Problem to solve: Copy all the records exactly, but keep the pictures out of your version.

Data listing:

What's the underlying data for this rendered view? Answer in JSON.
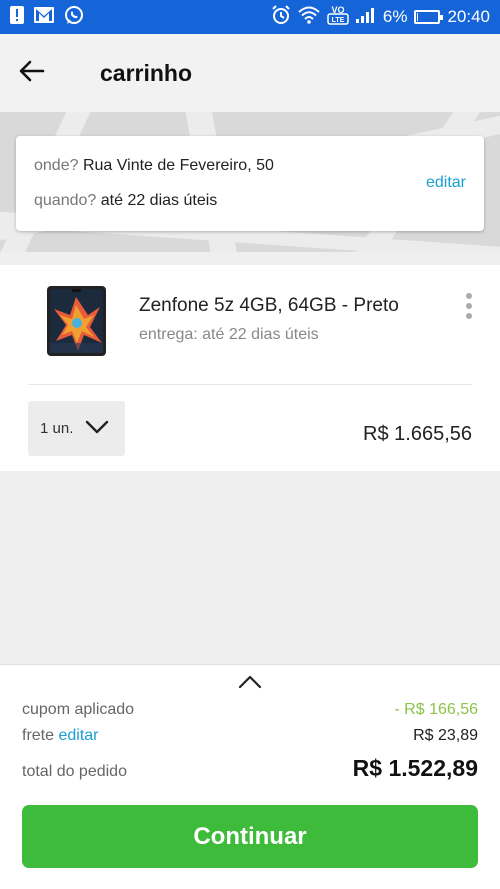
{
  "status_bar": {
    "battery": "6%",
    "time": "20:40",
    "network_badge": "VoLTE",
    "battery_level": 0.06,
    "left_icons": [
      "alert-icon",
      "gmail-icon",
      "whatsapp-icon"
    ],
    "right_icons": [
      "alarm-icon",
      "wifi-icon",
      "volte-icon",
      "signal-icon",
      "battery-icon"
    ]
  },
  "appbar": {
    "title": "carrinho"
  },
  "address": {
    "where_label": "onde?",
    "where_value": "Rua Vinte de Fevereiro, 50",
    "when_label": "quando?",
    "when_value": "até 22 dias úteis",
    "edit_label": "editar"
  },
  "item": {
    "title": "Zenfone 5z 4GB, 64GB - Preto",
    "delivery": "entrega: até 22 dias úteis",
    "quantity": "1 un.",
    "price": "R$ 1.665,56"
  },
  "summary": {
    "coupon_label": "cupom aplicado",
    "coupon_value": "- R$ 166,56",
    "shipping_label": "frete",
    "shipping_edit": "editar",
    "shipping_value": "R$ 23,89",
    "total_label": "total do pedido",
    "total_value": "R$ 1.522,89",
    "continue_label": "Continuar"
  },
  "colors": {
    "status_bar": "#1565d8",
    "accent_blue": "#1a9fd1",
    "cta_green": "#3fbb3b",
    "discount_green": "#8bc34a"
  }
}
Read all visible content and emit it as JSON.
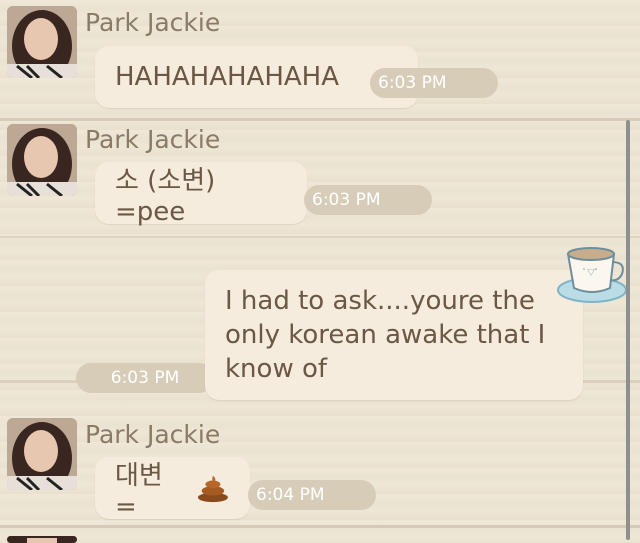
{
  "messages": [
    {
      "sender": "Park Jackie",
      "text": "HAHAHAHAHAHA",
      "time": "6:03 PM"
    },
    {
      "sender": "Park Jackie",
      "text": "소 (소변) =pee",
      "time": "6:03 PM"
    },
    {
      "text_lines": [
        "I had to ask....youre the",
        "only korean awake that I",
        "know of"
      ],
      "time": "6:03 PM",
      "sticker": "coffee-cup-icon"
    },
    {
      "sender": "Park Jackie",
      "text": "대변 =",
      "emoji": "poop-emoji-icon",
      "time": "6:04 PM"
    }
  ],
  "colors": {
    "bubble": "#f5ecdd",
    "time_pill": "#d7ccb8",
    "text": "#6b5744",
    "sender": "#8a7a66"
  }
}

Reply:
What's the underlying data for this rendered view? Answer in JSON.
{
  "status_bar": {
    "battery": "6%",
    "time": "20:40",
    "network_badge": "VoLTE",
    "battery_level": 0.06,
    "left_icons": [
      "alert-icon",
      "gmail-icon",
      "whatsapp-icon"
    ],
    "right_icons": [
      "alarm-icon",
      "wifi-icon",
      "volte-icon",
      "signal-icon",
      "battery-icon"
    ]
  },
  "appbar": {
    "title": "carrinho"
  },
  "address": {
    "where_label": "onde?",
    "where_value": "Rua Vinte de Fevereiro, 50",
    "when_label": "quando?",
    "when_value": "até 22 dias úteis",
    "edit_label": "editar"
  },
  "item": {
    "title": "Zenfone 5z 4GB, 64GB - Preto",
    "delivery": "entrega: até 22 dias úteis",
    "quantity": "1 un.",
    "price": "R$ 1.665,56"
  },
  "summary": {
    "coupon_label": "cupom aplicado",
    "coupon_value": "- R$ 166,56",
    "shipping_label": "frete",
    "shipping_edit": "editar",
    "shipping_value": "R$ 23,89",
    "total_label": "total do pedido",
    "total_value": "R$ 1.522,89",
    "continue_label": "Continuar"
  },
  "colors": {
    "status_bar": "#1565d8",
    "accent_blue": "#1a9fd1",
    "cta_green": "#3fbb3b",
    "discount_green": "#8bc34a"
  }
}
Read all visible content and emit it as JSON.
{
  "messages": [
    {
      "sender": "Park Jackie",
      "text": "HAHAHAHAHAHA",
      "time": "6:03 PM"
    },
    {
      "sender": "Park Jackie",
      "text": "소 (소변) =pee",
      "time": "6:03 PM"
    },
    {
      "text_lines": [
        "I had to ask....youre the",
        "only korean awake that I",
        "know of"
      ],
      "time": "6:03 PM",
      "sticker": "coffee-cup-icon"
    },
    {
      "sender": "Park Jackie",
      "text": "대변 =",
      "emoji": "poop-emoji-icon",
      "time": "6:04 PM"
    }
  ],
  "colors": {
    "bubble": "#f5ecdd",
    "time_pill": "#d7ccb8",
    "text": "#6b5744",
    "sender": "#8a7a66"
  }
}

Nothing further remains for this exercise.